Written and directed by Christopher Nolan
Produced by Millennium Films
Distributed by IFC Films
Written by Jeff Feuerzeig and Jerry Stahl
Directed by Philippe Falardeau
You wouldn’t think a director who’s made three extravagantly fanciful Batman movies would be interested in turning his hand to a realistic rendering of a true episode from World War II, but this is what Christopher Nolan has done with his film Dunkirk. The result is something of a technical marvel, even if it’s somewhat dramatically muddled.
Nolan has pulled out the big guns for his account of the 1940 Allied evacuation from Dunkerque, during which over 330,000 British and European soldiers were ferried across the English Channel by the destroyers Winston Churchill decided he could spare, accompanied by over 800 citizen-owned fishing boats and yachts summoned to the occasion by charity and patriotism. Nolan shot the film on 70mm film stock with IMAX cameras.
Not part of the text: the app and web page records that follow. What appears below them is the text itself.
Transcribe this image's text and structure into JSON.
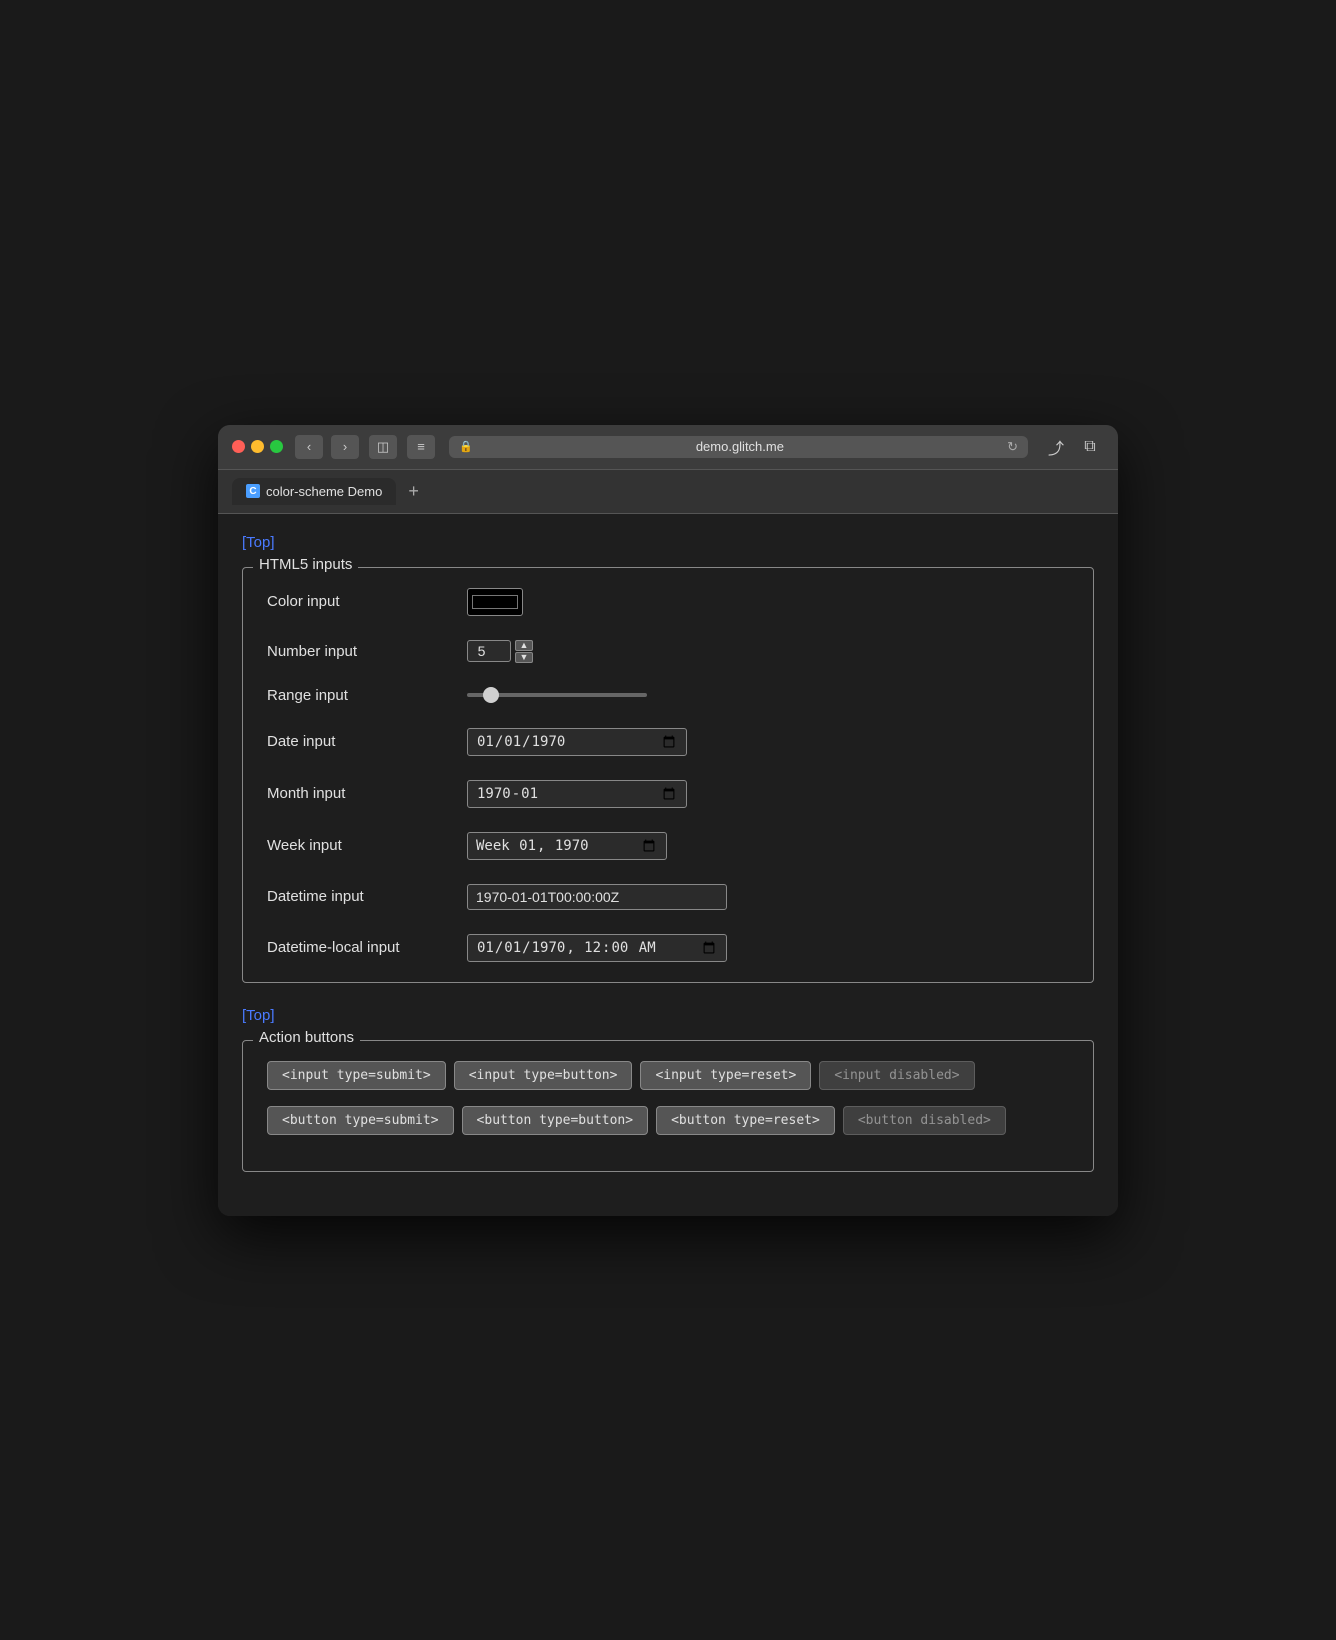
{
  "browser": {
    "url": "demo.glitch.me",
    "tab_title": "color-scheme Demo",
    "tab_favicon": "C",
    "back_btn": "‹",
    "forward_btn": "›",
    "sidebar_icon": "⊞",
    "menu_icon": "≡",
    "lock_icon": "🔒",
    "refresh_icon": "↻",
    "share_icon": "⬆",
    "tabs_icon": "⧉",
    "add_tab": "+"
  },
  "page": {
    "top_link_1": "[Top]",
    "top_link_2": "[Top]"
  },
  "html5_inputs": {
    "legend": "HTML5 inputs",
    "color_label": "Color input",
    "color_value": "#000000",
    "number_label": "Number input",
    "number_value": "5",
    "range_label": "Range input",
    "range_value": "10",
    "date_label": "Date input",
    "date_value": "1970-01-01",
    "month_label": "Month input",
    "month_value": "1970-01",
    "week_label": "Week input",
    "week_value": "1970-W01",
    "datetime_label": "Datetime input",
    "datetime_value": "1970-01-01T00:00:00Z",
    "datetime_local_label": "Datetime-local input",
    "datetime_local_value": "1970-01-01T00:00"
  },
  "action_buttons": {
    "legend": "Action buttons",
    "input_submit": "<input type=submit>",
    "input_button": "<input type=button>",
    "input_reset": "<input type=reset>",
    "input_disabled": "<input disabled>",
    "button_submit": "<button type=submit>",
    "button_button": "<button type=button>",
    "button_reset": "<button type=reset>",
    "button_disabled": "<button disabled>"
  }
}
The latest in Dolby sound recording lends portent to a thrumming score by Hans Zimmer, underpinned with a ceaseless ticking, as if events are headed toward Armageddon, which they might well have been but for some unexplained luck and the Germans’ seeming reluctance to prosecute...